It’s “common knowledge” that men don’t read books by women. But the truth is a little more complex; in fact, some men do read books by female authors — but it happens to be mostly non-fiction.
So, evidently, I am that relatively rare creature: an man who not only reads many novels by women but often prefers them. I have always been interested in realistic fiction that addresses the human condition and relationships more than the genre fiction most men read (thrillers, mysteries, military strategy, sci-fi, fantasy, etc.). I suppose being an English major in college had something to do with it, but my tastes have always run to “literary fiction.” And a lot of novels in that category are written by women. It would take a concerted effort NOT to read literary fiction by women.
I recall reading my high school girlfriend’s copy of Cosmopolitan magazine way back in the mid-1970s because I wanted to see what they were telling her…about the world, about herself, and about me (or at least guys generally). And I learned a few things. Although I am far from an expert on what makes women tick, I have learned a lot from my relationships and reading since my high school days. Twenty-three years of marriage has been a good education, too. I’ve never thought it was odd to read books by women, and the fact is that I find women more interesting intellectually, psychologically, and emotionally than men. So why wouldn’t I read books by and about them?
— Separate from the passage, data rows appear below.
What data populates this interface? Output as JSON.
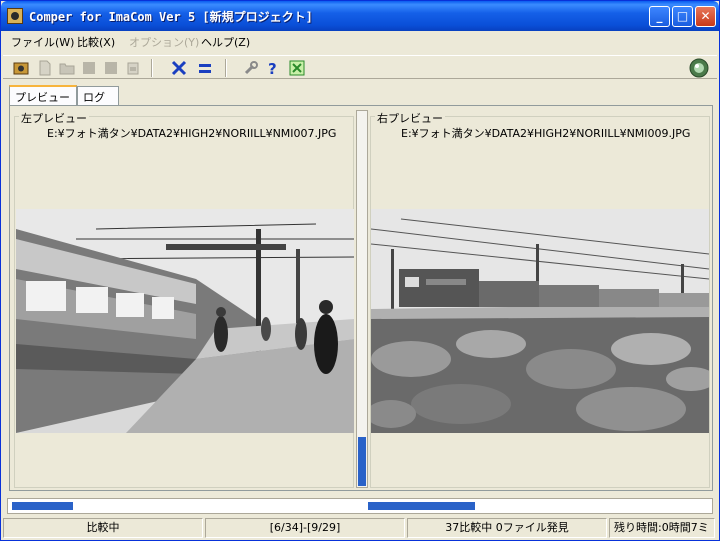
{
  "window": {
    "title": "Comper for ImaCom Ver 5 [新規プロジェクト]"
  },
  "titlebar_buttons": {
    "minimize": "_",
    "maximize": "□",
    "close": "✕"
  },
  "menu": [
    {
      "label": "ファイル(W)",
      "enabled": true
    },
    {
      "label": "比較(X)",
      "enabled": true
    },
    {
      "label": "オプション(Y)",
      "enabled": false
    },
    {
      "label": "ヘルプ(Z)",
      "enabled": true
    }
  ],
  "toolbar": {
    "tools": [
      {
        "icon": "project-icon"
      },
      {
        "icon": "new-file-icon"
      },
      {
        "icon": "open-folder-icon"
      },
      {
        "icon": "save-icon"
      },
      {
        "icon": "save-all-icon"
      },
      {
        "icon": "print-icon"
      },
      {
        "icon": "cross-compare-icon"
      },
      {
        "icon": "equal-icon"
      },
      {
        "icon": "wrench-icon"
      },
      {
        "icon": "help-icon"
      },
      {
        "icon": "export-icon"
      }
    ],
    "right_icon": "globe-icon"
  },
  "tabs": [
    {
      "label": "プレビュー",
      "active": true
    },
    {
      "label": "ログ",
      "active": false
    }
  ],
  "left_preview": {
    "label": "左プレビュー",
    "path": "E:¥フォト満タン¥DATA2¥HIGH2¥NORIILL¥NMI007.JPG",
    "image_alt": "station-platform-photo"
  },
  "right_preview": {
    "label": "右プレビュー",
    "path": "E:¥フォト満タン¥DATA2¥HIGH2¥NORIILL¥NMI009.JPG",
    "image_alt": "train-lotus-field-photo"
  },
  "splitter": {
    "level_fraction": 0.13
  },
  "progress": {
    "left_fraction": 0.09,
    "right_fraction": 0.3
  },
  "status": {
    "state": "比較中",
    "counter": "[6/34]-[9/29]",
    "summary": "37比較中 0ファイル発見",
    "remaining": "残り時間:0時間7ミ"
  },
  "colors": {
    "accent": "#2a62c8",
    "titlebar": "#0a4fd8",
    "tab_highlight": "#f7b43c"
  }
}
I want to know what women are thinking and how they look at the world. I want to learn from them. And there is always a lot to learn.
In the past 20 years I have read, enjoyed, and recommended novels by the likes of Barbara Kingsolver, Jane Smiley, Anne Tyler, Alice Munro, Margaret Atwood, Donna Tartt, Sandra Cisneros, and Louise Erdrich. I count some of their novels among my favorites (The Bean Trees, Pigs in Heaven, A Thousand Acres, Moo, Saint Maybe, Ladder of Years, Runaway, Alias Grace, The Secret History, The House on Mango Street, Love Medicine). More recently, I have been impressed by novels and story collections by Ann Patchett, Roxana Robinson, Elena Ferrante, Kate Grenville, Jennifer Haigh, Joan Wickersham, Karen Russell, Jane Gardam, Mary Gaitskill, Amanda Coplin, and Eowyn Ivey.
And 2013 has brought us more good novels by women than ever, making my reading list particularly unmanageable. Currently circling the night table waiting to land are River of Dust by Virginia Pye, A Tale for the Time Being by Ruth Ozeki, The End of the Point by Elizabeth Graver, The Woman Upstairs by Claire Messud, The Celestials by Karen Shepard, Battleborn by Claire Vaye Watkins, You Are One of Them by Elliott Holt, Life After Life by Kate Atkinson, Ghana Must Go by Taiye Selasi, and the upcoming Cartwheel by Jennifer DuBois. And I’m missing dozens more.
Perhaps my perspective on these particular novels might be of interest to other readers, writers, and publishers. Maybe, just maybe, I will be able to convince some other men to pick up a novel with a woman’s name on the cover. And perhaps they too will discover the pleasures and benefits of reading novels filled with the unique insight, compassion, and sense of humor that only women can provide.